Bloomington now wants parking tickets paid before towed cars get returned, residential neighborhood permit failure now subject to fine

People who park their cars in the city of Bloomington can now accumulate two extra unpaid parking tickets before their car gets towed.

But the increase in the towing threshold, from four to six unpaid citations, comes with a tradeoff.

The ordinance requires the car owner to pay off all the unpaid tickets in order to get their car back. The new local law was approved on a unanimous vote by the city council at its regular Wednesday session.

As part of the ordinance, the part of city code covering residential neighborhood parking permits also got some tweaks.

The ordinance adds a $100 fine for using a residential neighborhood parking permit in an unauthorized manner, and a $20 fine for not properly displaying a neighborhood parking permit when parked in a residential neighborhood zone.

The ordinance also allows a residential neighborhood parking permit holder whose permit is stolen to get a replacement at no charge, if they report the theft of the permit to the police.

It was the towing aspect of the new ordinance that drew most of the city council’s attention.

Councilmembers were concerned about situations where someone who has more than six unpaid parking tickets, is not in a position to pay them. That might set up a scenario where someone could not afford to get their car back, when they need their car in order to get to work or otherwise earn their livelihood.

Councilmember Isabel Piedmont-Smith said the possibility of that scenario reminded her of debtors prisons.

Parking services director Michelle Wahl sketched out a couple of different strategies for not putting people in an unreasonable predicament. One was to delay turning the account over to the city’s collections agency to allow for a payment plan to be adopted, before the person’s car gets towed.

A second option, after the car is towed, would include committing to a payment plan with the city’s collections agency, which is Capital Recovery Systems.

Councilmember Matt Flaherty said he was somewhat uncomfortable with allowing the circumstances to depend on the administration’s discretion, but allowed it could be awkward to codify the accommodations that need to be made.

During a council committee meeting a week ago, Wahl gave the reason for the proposed change to the city’s code. Currently, she said, for a car owner to recover their vehicle, they have to pay the towing company’s fees, but they do not have to pay any of the parking citations.

That’s problematic, Wahl said, because the person will go back and park in the same place, and the tickets start to accumulate.

At last week’s city council committee meeting, Wahl said since January of 2020, there are about 180 violators that have six or more parking citations. They live in 41 different states, and account for 1,957 citations totaling about $48,000, according to Wahl.

At Wednesday’s meeting, Wahl told the council there are 17,197 people from whom Capital Recovery Systems is trying to recover payment for 39,997 citations, totaling $1.5 million.

Since 2012, 23,652 citations have been paid in full for a total of $1.2 million, Wahl reported.

During that period, Capital Recovery Systems has been paid $289,780—the collection fee is 30 percent  added to each citation.

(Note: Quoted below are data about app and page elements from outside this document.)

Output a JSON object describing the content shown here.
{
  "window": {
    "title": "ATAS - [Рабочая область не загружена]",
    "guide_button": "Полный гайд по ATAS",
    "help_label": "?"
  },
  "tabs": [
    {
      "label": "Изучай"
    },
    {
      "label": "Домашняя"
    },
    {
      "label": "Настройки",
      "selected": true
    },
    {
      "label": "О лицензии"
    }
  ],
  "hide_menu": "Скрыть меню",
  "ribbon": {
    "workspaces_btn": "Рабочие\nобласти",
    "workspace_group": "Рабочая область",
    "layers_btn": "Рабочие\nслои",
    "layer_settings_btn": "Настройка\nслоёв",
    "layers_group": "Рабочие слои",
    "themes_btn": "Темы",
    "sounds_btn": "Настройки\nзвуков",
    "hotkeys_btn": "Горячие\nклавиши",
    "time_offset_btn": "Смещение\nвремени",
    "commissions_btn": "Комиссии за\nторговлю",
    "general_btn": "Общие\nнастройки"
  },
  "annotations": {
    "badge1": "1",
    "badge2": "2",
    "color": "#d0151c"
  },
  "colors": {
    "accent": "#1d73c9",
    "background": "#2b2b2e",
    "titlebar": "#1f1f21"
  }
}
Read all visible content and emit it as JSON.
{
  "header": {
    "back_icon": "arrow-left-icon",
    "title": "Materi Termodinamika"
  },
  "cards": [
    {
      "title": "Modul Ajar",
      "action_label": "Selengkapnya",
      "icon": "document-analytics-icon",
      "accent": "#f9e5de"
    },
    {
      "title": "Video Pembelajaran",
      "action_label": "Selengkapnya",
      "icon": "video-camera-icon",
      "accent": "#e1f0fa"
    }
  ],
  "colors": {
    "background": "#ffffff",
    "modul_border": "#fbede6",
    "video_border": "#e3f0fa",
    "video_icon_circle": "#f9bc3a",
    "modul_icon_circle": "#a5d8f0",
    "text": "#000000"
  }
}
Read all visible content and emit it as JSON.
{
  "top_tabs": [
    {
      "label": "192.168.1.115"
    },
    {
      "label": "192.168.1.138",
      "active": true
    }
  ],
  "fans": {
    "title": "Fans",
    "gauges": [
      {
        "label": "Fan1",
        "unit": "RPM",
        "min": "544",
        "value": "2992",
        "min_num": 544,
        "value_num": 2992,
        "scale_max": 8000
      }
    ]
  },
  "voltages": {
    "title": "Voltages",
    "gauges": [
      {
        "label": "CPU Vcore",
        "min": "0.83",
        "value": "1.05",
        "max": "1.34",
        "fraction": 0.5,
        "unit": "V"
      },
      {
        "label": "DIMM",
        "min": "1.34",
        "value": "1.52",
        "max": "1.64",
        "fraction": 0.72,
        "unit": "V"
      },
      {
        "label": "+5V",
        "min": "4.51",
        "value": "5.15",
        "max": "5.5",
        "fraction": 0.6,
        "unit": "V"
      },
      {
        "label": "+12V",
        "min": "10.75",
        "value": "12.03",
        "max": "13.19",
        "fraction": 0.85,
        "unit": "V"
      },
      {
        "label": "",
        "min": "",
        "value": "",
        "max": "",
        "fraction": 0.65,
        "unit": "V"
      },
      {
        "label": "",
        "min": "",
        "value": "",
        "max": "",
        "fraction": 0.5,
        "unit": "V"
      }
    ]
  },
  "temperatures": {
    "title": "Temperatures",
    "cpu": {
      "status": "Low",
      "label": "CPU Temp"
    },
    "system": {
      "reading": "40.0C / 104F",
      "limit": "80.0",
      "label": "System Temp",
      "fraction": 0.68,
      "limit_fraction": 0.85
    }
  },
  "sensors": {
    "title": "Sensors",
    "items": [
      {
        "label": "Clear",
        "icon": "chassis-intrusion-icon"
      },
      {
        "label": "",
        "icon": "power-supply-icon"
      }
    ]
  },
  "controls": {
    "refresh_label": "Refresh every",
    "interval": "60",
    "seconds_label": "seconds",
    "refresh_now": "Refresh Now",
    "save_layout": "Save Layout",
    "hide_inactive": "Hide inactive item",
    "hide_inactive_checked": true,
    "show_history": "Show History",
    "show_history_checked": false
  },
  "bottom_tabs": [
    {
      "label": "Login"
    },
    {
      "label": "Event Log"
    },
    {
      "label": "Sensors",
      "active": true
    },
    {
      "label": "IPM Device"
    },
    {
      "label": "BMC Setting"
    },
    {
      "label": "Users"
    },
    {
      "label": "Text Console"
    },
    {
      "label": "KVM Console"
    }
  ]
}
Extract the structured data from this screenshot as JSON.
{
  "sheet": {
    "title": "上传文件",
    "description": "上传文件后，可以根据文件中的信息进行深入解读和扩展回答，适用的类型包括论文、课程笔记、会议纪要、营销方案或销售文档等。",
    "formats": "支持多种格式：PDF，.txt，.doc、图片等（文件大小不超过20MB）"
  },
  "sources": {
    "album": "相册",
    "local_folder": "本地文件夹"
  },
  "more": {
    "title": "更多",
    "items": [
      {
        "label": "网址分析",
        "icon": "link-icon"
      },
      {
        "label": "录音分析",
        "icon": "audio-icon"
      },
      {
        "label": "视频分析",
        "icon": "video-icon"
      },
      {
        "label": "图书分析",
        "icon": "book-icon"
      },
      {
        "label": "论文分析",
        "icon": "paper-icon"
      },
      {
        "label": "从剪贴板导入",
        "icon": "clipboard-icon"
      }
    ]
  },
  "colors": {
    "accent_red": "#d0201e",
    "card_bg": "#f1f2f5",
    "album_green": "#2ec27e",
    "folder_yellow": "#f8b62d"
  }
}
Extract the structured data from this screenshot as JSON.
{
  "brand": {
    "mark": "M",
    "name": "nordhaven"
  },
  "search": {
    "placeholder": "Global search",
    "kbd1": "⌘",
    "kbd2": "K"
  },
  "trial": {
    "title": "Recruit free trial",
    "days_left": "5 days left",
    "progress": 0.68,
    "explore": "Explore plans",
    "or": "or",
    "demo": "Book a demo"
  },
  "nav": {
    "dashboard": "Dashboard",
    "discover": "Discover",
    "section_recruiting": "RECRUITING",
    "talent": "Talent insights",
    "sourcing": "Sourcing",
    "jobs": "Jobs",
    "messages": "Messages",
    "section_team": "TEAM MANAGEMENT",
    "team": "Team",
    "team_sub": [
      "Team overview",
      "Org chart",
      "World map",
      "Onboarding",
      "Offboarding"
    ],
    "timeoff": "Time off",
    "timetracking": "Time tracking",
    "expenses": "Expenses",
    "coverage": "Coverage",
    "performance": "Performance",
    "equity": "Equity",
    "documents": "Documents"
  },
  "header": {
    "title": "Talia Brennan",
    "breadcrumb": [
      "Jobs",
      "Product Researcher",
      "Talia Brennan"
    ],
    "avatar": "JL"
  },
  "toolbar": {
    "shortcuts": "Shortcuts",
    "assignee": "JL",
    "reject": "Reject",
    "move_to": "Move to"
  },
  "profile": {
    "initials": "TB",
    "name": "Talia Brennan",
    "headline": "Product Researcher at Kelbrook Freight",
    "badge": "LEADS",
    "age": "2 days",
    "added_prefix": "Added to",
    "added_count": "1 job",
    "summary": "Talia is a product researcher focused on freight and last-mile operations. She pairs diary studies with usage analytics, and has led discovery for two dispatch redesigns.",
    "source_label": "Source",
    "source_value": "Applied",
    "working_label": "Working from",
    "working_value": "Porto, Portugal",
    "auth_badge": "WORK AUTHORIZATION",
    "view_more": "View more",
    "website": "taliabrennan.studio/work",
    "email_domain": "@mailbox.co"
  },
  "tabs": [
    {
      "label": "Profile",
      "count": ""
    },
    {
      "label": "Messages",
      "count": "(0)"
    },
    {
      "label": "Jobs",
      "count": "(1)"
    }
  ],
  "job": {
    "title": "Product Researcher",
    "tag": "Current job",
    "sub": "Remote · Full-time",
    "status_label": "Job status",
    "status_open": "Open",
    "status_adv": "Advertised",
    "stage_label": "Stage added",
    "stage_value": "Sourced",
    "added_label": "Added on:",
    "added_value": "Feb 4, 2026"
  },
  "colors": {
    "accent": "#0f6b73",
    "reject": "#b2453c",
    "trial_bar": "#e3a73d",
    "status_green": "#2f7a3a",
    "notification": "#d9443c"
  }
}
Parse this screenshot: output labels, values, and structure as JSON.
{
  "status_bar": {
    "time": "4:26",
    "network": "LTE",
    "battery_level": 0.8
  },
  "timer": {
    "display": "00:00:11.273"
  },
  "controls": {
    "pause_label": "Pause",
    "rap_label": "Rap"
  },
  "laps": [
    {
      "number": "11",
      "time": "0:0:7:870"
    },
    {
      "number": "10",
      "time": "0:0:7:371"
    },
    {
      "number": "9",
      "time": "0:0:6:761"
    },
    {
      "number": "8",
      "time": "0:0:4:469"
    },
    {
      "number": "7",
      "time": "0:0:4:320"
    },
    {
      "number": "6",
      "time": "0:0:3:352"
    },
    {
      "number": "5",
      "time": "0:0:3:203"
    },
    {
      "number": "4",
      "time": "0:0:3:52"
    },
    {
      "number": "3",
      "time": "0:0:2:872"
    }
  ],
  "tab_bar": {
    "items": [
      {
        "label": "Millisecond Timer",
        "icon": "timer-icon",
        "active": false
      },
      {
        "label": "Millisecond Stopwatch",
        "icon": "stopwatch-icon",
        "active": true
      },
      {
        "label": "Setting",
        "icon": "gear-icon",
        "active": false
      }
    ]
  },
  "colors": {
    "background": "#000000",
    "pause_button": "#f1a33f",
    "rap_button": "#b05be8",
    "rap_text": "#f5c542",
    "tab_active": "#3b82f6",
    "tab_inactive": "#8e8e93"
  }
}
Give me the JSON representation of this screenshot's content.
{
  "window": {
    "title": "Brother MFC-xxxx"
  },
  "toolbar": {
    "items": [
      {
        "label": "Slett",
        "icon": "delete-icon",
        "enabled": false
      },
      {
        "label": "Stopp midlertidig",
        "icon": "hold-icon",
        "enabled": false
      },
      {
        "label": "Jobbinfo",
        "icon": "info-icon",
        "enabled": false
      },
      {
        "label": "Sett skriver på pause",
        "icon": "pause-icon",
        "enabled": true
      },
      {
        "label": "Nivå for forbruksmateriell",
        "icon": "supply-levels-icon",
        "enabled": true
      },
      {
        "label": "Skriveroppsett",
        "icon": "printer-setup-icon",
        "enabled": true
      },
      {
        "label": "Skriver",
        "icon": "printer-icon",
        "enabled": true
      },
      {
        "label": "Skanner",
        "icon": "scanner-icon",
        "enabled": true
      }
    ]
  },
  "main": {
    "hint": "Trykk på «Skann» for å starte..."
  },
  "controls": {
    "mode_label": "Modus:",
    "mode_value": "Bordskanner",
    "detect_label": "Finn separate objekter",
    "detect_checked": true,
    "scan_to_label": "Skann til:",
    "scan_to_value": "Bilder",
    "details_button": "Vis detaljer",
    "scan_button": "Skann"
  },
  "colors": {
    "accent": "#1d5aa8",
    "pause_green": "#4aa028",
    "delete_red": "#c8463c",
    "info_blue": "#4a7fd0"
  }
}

The bit of the ordinance that involves residential neighborhood parking permits did not generate a lot of discussion from councilmembers.

Residential neighborhood on-street parking zones near the Indiana University campus were first established in 1992 and have subsequently been revised.

The residential neighborhood on-street parking zones were established in response to the use of city streets by commuters for parking. The first “whereas” clause from the 1992 ordinance reads: “Several city streets in neighborhoods adjacent to the Indiana University campus experience severe hardship from non-residents who park there during weekdays;”

During public comment, Dave Warren pointed out that such permits are available only to occupants of single-family detached houses, not duplexes.

Assistant city attorney Barbara McKinney responded to a question from The Square Beacon confirming that her interpretation of Bloomington city code is that occupants of duplexes are not eligible for such parking permits.

15.37.040 – Eligibility.
Each resident of a single household detached dwelling in a neighborhood zone defined in Bloomington Municipal Code Section 15.37.020 shall be entitled to apply for one residential neighborhood zone parking permit.

Councilmember Steve Volan reacted to Warren’s comment by saying that he thinks the restriction of residential neighborhood parking permits to occupants of single-family houses is not appropriate for all neighborhoods.

Volan said, “This is simply inappropriate for neighborhoods where people live in buildings other than single-family houses. We need to take some time to explore what it would take to make street parking equitable for everybody.”